Motivation and distraction in prey-searching behavior in Pholcid species

Union Wisconsin Room

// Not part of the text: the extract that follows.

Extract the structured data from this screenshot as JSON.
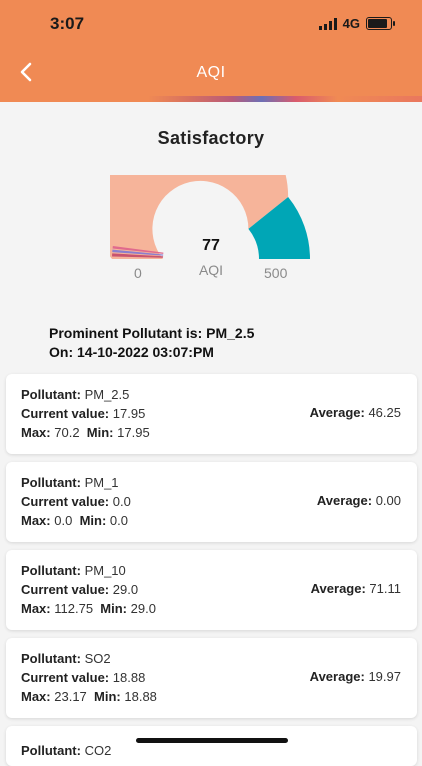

When it comes to behavioral decision making, animals must weigh factors that increase their motivation to act with those that decrease their motivation to act. Here we study motivation and disturbance in the long-bodied cellar spider Pholcus phalangioides. First we gave spiders prey items to attack and wrap up. Then we disturbed the spiders until they abandoned their prey, and we continued disturbing them for a set amount of time afterwards (based on their randomly assigned treatment). Following the disturbance, we observed the spiders to see how long it would take for them to return to their prey. We expected spiders to be more motivated to return to larger, more valuable prey, and we expected spiders that experienced more disturbance to be less motivated to return. While some of these expectations were met, others were not. In this presentation, we discuss why some groups deviated from our expectations and what this can tell us about the evolution of evaluation, motivation and decision making.